Sci Transl Med. 2016; 8(351):351ra105.
Haematopoietic stem cell (HSC) transplantation can cure diverse diseases of the blood system, including haematologic malignancies, anemias, and autoimmune disorders. However, patients must undergo toxic conditioning regimens that use chemotherapy and/or radiation to eliminate host HSCs and enable donor HSC engraftment. Previous studies have shown that anti-c-Kit monoclonal antibodies deplete HSCs from bone marrow niches, allowing donor HSC engraftment in immunodeficient mice. We show that host HSC clearance is dependent on Fc-mediated antibody effector functions, and enhancing effector activity through blockade of CD47, a myeloid-specific immune checkpoint, extends anti-c-Kit conditioning to fully immunocompetent mice. The combined treatment leads to elimination of >99% of host HSCs and robust multilineage blood reconstitution after HSC transplantation. This targeted conditioning regimen that uses only biologic agents has the potential to transform the practice of HSC transplantation and enable its use in a wider spectrum of patients.
This has prompted many MS websites to shout loud we can now do HSCT without chemotherapy agents and with no risk of infection so sign me up I see a load of you say.
So what is this wonder treatment?
Mast/stem cell growth factor receptor (SCFR), also known as proto-oncogene c-Kit or tyrosine-protein kinase Kit or CD117, is a receptor tyrosine kinase protein. Haematopoietic stem cells (HSC), multipotent progenitors (MPP), and common myeloid progenitors (CMP) express high levels of CD117. Common lymphoid progenitors (CLP) express low surface levels of CD117. CD117 also identifies the earliest thymocyte progenitors in the thymus. It is also a marker for mouse prostate stem cells. In addition, mast cells, melanocytes in the skin, and interstitial cells of Cajal in the digestive tract express CD117.

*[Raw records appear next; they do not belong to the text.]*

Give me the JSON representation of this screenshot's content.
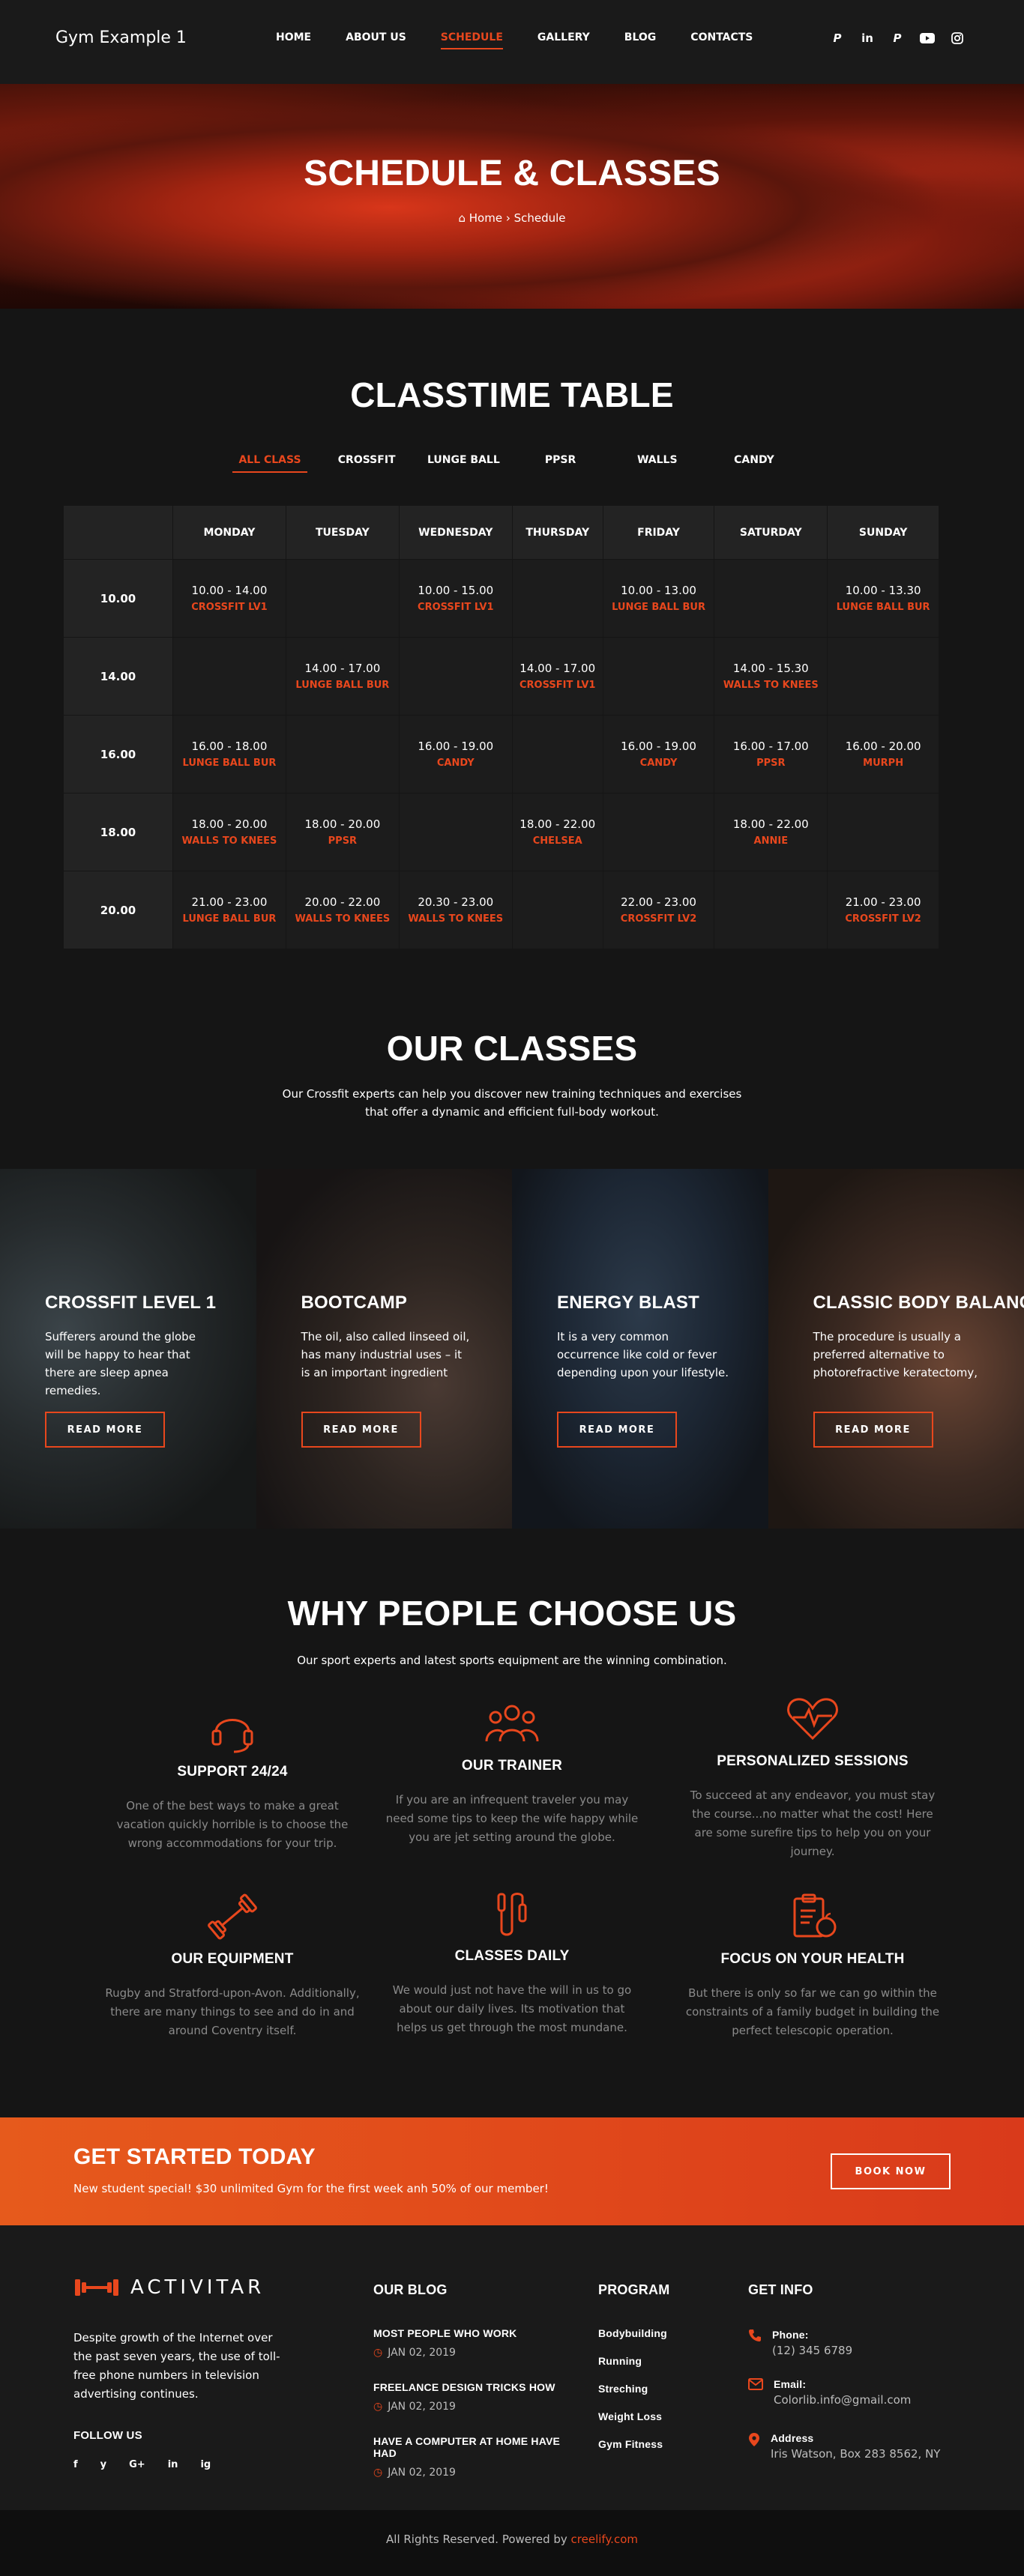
{
  "header": {
    "logo": "Gym Example 1",
    "nav": [
      "HOME",
      "ABOUT US",
      "SCHEDULE",
      "GALLERY",
      "BLOG",
      "CONTACTS"
    ],
    "active_nav": "SCHEDULE",
    "socials": [
      "pinterest-icon",
      "linkedin-icon",
      "pinterest-icon",
      "youtube-icon",
      "instagram-icon"
    ]
  },
  "hero": {
    "title": "SCHEDULE & CLASSES",
    "breadcrumb_home": "Home",
    "breadcrumb_sep": "›",
    "breadcrumb_current": "Schedule"
  },
  "classtime": {
    "title": "CLASSTIME TABLE",
    "filters": [
      "ALL CLASS",
      "CROSSFIT",
      "LUNGE BALL",
      "PPSR",
      "WALLS",
      "CANDY"
    ],
    "days": [
      "MONDAY",
      "TUESDAY",
      "WEDNESDAY",
      "THURSDAY",
      "FRIDAY",
      "SATURDAY",
      "SUNDAY"
    ],
    "rows": [
      {
        "time": "10.00",
        "cells": [
          {
            "t": "10.00 - 14.00",
            "c": "CROSSFIT LV1"
          },
          {
            "t": "",
            "c": ""
          },
          {
            "t": "10.00 - 15.00",
            "c": "CROSSFIT LV1"
          },
          {
            "t": "",
            "c": ""
          },
          {
            "t": "10.00 - 13.00",
            "c": "LUNGE BALL BUR"
          },
          {
            "t": "",
            "c": ""
          },
          {
            "t": "10.00 - 13.30",
            "c": "LUNGE BALL BUR"
          }
        ]
      },
      {
        "time": "14.00",
        "cells": [
          {
            "t": "",
            "c": ""
          },
          {
            "t": "14.00 - 17.00",
            "c": "LUNGE BALL BUR"
          },
          {
            "t": "",
            "c": ""
          },
          {
            "t": "14.00 - 17.00",
            "c": "CROSSFIT LV1"
          },
          {
            "t": "",
            "c": ""
          },
          {
            "t": "14.00 - 15.30",
            "c": "WALLS TO KNEES"
          },
          {
            "t": "",
            "c": ""
          }
        ]
      },
      {
        "time": "16.00",
        "cells": [
          {
            "t": "16.00 - 18.00",
            "c": "LUNGE BALL BUR"
          },
          {
            "t": "",
            "c": ""
          },
          {
            "t": "16.00 - 19.00",
            "c": "CANDY"
          },
          {
            "t": "",
            "c": ""
          },
          {
            "t": "16.00 - 19.00",
            "c": "CANDY"
          },
          {
            "t": "16.00 - 17.00",
            "c": "PPSR"
          },
          {
            "t": "16.00 - 20.00",
            "c": "MURPH"
          }
        ]
      },
      {
        "time": "18.00",
        "cells": [
          {
            "t": "18.00 - 20.00",
            "c": "WALLS TO KNEES"
          },
          {
            "t": "18.00 - 20.00",
            "c": "PPSR"
          },
          {
            "t": "",
            "c": ""
          },
          {
            "t": "18.00 - 22.00",
            "c": "CHELSEA"
          },
          {
            "t": "",
            "c": ""
          },
          {
            "t": "18.00 - 22.00",
            "c": "ANNIE"
          },
          {
            "t": "",
            "c": ""
          }
        ]
      },
      {
        "time": "20.00",
        "cells": [
          {
            "t": "21.00 - 23.00",
            "c": "LUNGE BALL BUR"
          },
          {
            "t": "20.00 - 22.00",
            "c": "WALLS TO KNEES"
          },
          {
            "t": "20.30 - 23.00",
            "c": "WALLS TO KNEES"
          },
          {
            "t": "",
            "c": ""
          },
          {
            "t": "22.00 - 23.00",
            "c": "CROSSFIT LV2"
          },
          {
            "t": "",
            "c": ""
          },
          {
            "t": "21.00 - 23.00",
            "c": "CROSSFIT LV2"
          }
        ]
      }
    ]
  },
  "classes": {
    "title": "OUR CLASSES",
    "subtitle_1": "Our Crossfit experts can help you discover new training techniques and exercises",
    "subtitle_2": "that offer a dynamic and efficient full-body workout.",
    "items": [
      {
        "name": "CROSSFIT LEVEL 1",
        "desc": "Sufferers around the globe will be happy to hear that there are sleep apnea remedies.",
        "btn": "READ MORE"
      },
      {
        "name": "BOOTCAMP",
        "desc": "The oil, also called linseed oil, has many industrial uses – it is an important ingredient",
        "btn": "READ MORE"
      },
      {
        "name": "ENERGY BLAST",
        "desc": "It is a very common occurrence like cold or fever depending upon your lifestyle.",
        "btn": "READ MORE"
      },
      {
        "name": "CLASSIC BODY BALANCE",
        "desc": "The procedure is usually a preferred alternative to photorefractive keratectomy,",
        "btn": "READ MORE"
      }
    ]
  },
  "why": {
    "title": "WHY PEOPLE CHOOSE US",
    "subtitle": "Our sport experts and latest sports equipment are the winning combination.",
    "items": [
      {
        "icon": "headset-icon",
        "title": "SUPPORT 24/24",
        "desc": "One of the best ways to make a great vacation quickly horrible is to choose the wrong accommodations for your trip."
      },
      {
        "icon": "team-icon",
        "title": "OUR TRAINER",
        "desc": "If you are an infrequent traveler you may need some tips to keep the wife happy while you are jet setting around the globe."
      },
      {
        "icon": "heart-pulse-icon",
        "title": "PERSONALIZED SESSIONS",
        "desc": "To succeed at any endeavor, you must stay the course...no matter what the cost! Here are some surefire tips to help you on your journey."
      },
      {
        "icon": "dumbbell-icon",
        "title": "OUR EQUIPMENT",
        "desc": "Rugby and Stratford-upon-Avon. Additionally, there are many things to see and do in and around Coventry itself."
      },
      {
        "icon": "jump-rope-icon",
        "title": "CLASSES DAILY",
        "desc": "We would just not have the will in us to go about our daily lives. Its motivation that helps us get through the most mundane."
      },
      {
        "icon": "clipboard-apple-icon",
        "title": "FOCUS ON YOUR HEALTH",
        "desc": "But there is only so far we can go within the constraints of a family budget in building the perfect telescopic operation."
      }
    ]
  },
  "cta": {
    "title": "GET STARTED TODAY",
    "subtitle": "New student special! $30 unlimited Gym for the first week anh 50% of our member!",
    "button": "BOOK NOW"
  },
  "footer": {
    "brand": "ACTIVITAR",
    "about": "Despite growth of the Internet over the past seven years, the use of toll-free phone numbers in television advertising continues.",
    "follow": "FOLLOW US",
    "follow_icons": [
      "f",
      "y",
      "G+",
      "in",
      "ig"
    ],
    "blog_title": "OUR BLOG",
    "posts": [
      {
        "title": "MOST PEOPLE WHO WORK",
        "date": "JAN 02, 2019"
      },
      {
        "title": "FREELANCE DESIGN TRICKS HOW",
        "date": "JAN 02, 2019"
      },
      {
        "title": "HAVE A COMPUTER AT HOME HAVE HAD",
        "date": "JAN 02, 2019"
      }
    ],
    "program_title": "PROGRAM",
    "programs": [
      "Bodybuilding",
      "Running",
      "Streching",
      "Weight Loss",
      "Gym Fitness"
    ],
    "info_title": "GET INFO",
    "info": [
      {
        "icon": "phone-icon",
        "label": "Phone:",
        "value": "(12) 345 6789"
      },
      {
        "icon": "email-icon",
        "label": "Email:",
        "value": "Colorlib.info@gmail.com"
      },
      {
        "icon": "map-pin-icon",
        "label": "Address",
        "value": "Iris Watson, Box 283 8562, NY"
      }
    ],
    "copyright": "All Rights Reserved. Powered by",
    "copyright_link": "creelify.com"
  },
  "colors": {
    "accent": "#e8471d",
    "bg": "#151515",
    "panel": "#1c1c1c"
  }
}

The stem cells can be removed by macrophages and this function was enhanced by adding another antibody targeting CD47.
They can replace the Haematopoeitic stem cells and they can form new immune cells….this is great I hear the MS reports say.
However, is it good news for MS?
Something that is done for a few pounds can be replaced with something costing a few thousand but that’s progress as it reduces a side effect. However, it is also reducing the side effect of removing MS.
This is because part of the main key is that you need the depleting therapy to remove your immune system, that harbors the MS causing cells and unless you get rid of these, your MS doesn’t go. If it doesn’t go why bother with HSCT?
That you can replace the immune system allows you to wipe it out with the chemotherapy agent and these are probably the agents that are doing good. Cyclophophamide can get in the brain to destroy immune cells that can’t be touched much with antibodies.
In non-myoablative HSCT the chemotherapy is not so aggressive that it does not destroy your bone marrow but it hits the MS and the stem cells are there to more rapidly create cells capable of fighting infection. However, is this approach more effective than current effective agents.
ProfG has been suggesting a head to head study. Will this get funded.
However, this new approach could be combined with treatments targeting the MS causing cells but this will be some way off.
First the approach will have to translated to man, unlikely to be MS in the first instance, and we will see what effects and side-effects occur. Will this approach kill off MS causing cells? It will need to be tried.